■ What the task requires ■
Copy the data exactly. Images are to be left out.

○ ○ ○

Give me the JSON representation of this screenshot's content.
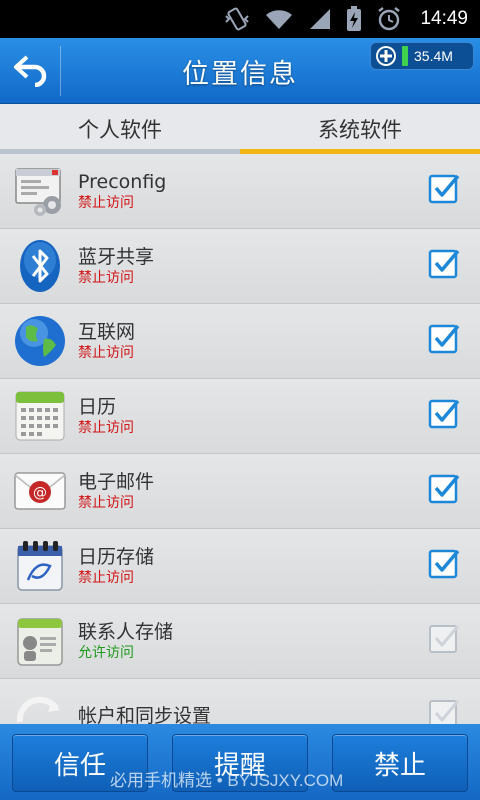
{
  "status_bar": {
    "time": "14:49"
  },
  "header": {
    "title": "位置信息",
    "memory": "35.4M"
  },
  "tabs": [
    {
      "label": "个人软件",
      "active": false
    },
    {
      "label": "系统软件",
      "active": true
    }
  ],
  "apps": [
    {
      "name": "Preconfig",
      "status": "禁止访问",
      "checked": true,
      "icon": "settings-window-icon"
    },
    {
      "name": "蓝牙共享",
      "status": "禁止访问",
      "checked": true,
      "icon": "bluetooth-icon"
    },
    {
      "name": "互联网",
      "status": "禁止访问",
      "checked": true,
      "icon": "globe-icon"
    },
    {
      "name": "日历",
      "status": "禁止访问",
      "checked": true,
      "icon": "calendar-icon"
    },
    {
      "name": "电子邮件",
      "status": "禁止访问",
      "checked": true,
      "icon": "email-icon"
    },
    {
      "name": "日历存储",
      "status": "禁止访问",
      "checked": true,
      "icon": "calendar-storage-icon"
    },
    {
      "name": "联系人存储",
      "status": "允许访问",
      "checked": false,
      "icon": "contacts-storage-icon"
    },
    {
      "name": "帐户和同步设置",
      "status": "",
      "checked": false,
      "icon": "sync-icon"
    }
  ],
  "bottom_buttons": {
    "trust": "信任",
    "remind": "提醒",
    "forbid": "禁止"
  },
  "watermark": "必用手机精选 • BYJSJXY.COM",
  "colors": {
    "header_blue": "#1a7ad6",
    "tab_accent": "#f2b613",
    "deny_red": "#d21414",
    "allow_green": "#1f9a1a",
    "check_blue": "#1e88d8"
  }
}
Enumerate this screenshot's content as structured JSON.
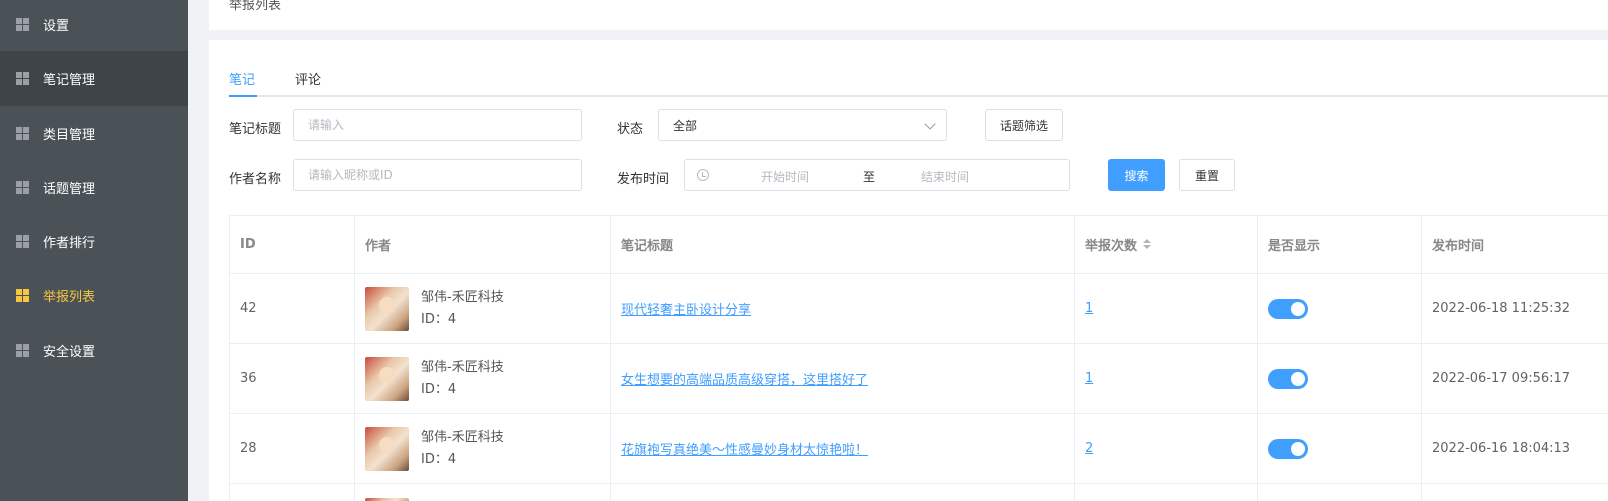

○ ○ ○

■ Solution to this exercise ■
Give me the JSON representation of this screenshot's content.
{
  "status_bar": {
    "time": "14:49"
  },
  "header": {
    "title": "位置信息",
    "memory": "35.4M"
  },
  "tabs": [
    {
      "label": "个人软件",
      "active": false
    },
    {
      "label": "系统软件",
      "active": true
    }
  ],
  "apps": [
    {
      "name": "Preconfig",
      "status": "禁止访问",
      "checked": true,
      "icon": "settings-window-icon"
    },
    {
      "name": "蓝牙共享",
      "status": "禁止访问",
      "checked": true,
      "icon": "bluetooth-icon"
    },
    {
      "name": "互联网",
      "status": "禁止访问",
      "checked": true,
      "icon": "globe-icon"
    },
    {
      "name": "日历",
      "status": "禁止访问",
      "checked": true,
      "icon": "calendar-icon"
    },
    {
      "name": "电子邮件",
      "status": "禁止访问",
      "checked": true,
      "icon": "email-icon"
    },
    {
      "name": "日历存储",
      "status": "禁止访问",
      "checked": true,
      "icon": "calendar-storage-icon"
    },
    {
      "name": "联系人存储",
      "status": "允许访问",
      "checked": false,
      "icon": "contacts-storage-icon"
    },
    {
      "name": "帐户和同步设置",
      "status": "",
      "checked": false,
      "icon": "sync-icon"
    }
  ],
  "bottom_buttons": {
    "trust": "信任",
    "remind": "提醒",
    "forbid": "禁止"
  },
  "watermark": "必用手机精选 • BYJSJXY.COM",
  "colors": {
    "header_blue": "#1a7ad6",
    "tab_accent": "#f2b613",
    "deny_red": "#d21414",
    "allow_green": "#1f9a1a",
    "check_blue": "#1e88d8"
  }
}
Enumerate this screenshot's content as structured JSON.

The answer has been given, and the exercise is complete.